Top of Data

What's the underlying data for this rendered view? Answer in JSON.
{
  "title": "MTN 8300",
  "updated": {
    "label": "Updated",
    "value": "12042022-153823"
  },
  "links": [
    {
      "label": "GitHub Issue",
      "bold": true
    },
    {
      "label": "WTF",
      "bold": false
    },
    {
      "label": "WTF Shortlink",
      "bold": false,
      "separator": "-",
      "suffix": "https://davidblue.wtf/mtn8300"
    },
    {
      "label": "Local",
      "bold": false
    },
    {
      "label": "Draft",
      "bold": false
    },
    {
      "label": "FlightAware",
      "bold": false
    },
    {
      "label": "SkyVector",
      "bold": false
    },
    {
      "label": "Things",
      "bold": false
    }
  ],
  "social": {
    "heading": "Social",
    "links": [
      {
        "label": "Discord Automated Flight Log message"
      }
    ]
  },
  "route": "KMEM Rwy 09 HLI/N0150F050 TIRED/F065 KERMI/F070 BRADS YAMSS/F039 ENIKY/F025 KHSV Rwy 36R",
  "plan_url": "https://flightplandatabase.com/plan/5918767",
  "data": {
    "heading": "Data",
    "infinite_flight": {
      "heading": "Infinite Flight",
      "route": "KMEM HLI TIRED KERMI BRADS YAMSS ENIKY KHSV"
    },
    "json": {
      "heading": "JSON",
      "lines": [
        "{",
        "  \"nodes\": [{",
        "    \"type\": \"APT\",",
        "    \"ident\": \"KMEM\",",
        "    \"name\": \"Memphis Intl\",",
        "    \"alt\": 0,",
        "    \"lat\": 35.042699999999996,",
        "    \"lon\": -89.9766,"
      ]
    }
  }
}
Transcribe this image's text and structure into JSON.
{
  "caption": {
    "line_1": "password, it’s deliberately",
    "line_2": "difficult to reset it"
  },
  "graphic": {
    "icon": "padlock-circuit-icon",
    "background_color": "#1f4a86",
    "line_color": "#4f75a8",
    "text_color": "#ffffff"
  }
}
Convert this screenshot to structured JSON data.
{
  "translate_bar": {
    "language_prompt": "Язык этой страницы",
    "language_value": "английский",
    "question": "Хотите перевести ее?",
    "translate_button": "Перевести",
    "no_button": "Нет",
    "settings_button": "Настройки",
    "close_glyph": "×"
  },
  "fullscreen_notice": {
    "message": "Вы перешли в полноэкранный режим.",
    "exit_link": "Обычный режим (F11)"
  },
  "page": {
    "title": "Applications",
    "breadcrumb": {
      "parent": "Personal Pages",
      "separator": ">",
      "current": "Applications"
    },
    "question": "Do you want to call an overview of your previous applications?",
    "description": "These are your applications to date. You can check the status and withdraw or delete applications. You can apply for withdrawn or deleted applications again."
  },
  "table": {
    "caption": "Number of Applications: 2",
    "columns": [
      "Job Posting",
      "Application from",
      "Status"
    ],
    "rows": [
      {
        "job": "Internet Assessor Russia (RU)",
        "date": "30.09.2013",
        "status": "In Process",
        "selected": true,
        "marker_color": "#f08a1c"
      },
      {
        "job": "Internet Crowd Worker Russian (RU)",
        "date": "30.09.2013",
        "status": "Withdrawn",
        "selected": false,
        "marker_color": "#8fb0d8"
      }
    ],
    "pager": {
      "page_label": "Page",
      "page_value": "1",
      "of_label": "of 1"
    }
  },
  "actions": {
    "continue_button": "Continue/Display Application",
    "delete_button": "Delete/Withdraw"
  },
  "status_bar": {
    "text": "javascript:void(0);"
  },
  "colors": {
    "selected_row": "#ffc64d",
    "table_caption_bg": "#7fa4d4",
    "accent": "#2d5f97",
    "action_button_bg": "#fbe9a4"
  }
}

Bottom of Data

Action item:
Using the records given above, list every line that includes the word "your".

Output for this exercise:
    "question": "Do you want to call an overview of your previous applications?",
    "description": "These are your applications to date. You can check the status and withdraw or delete applications. You can apply for withdrawn or deleted applications again."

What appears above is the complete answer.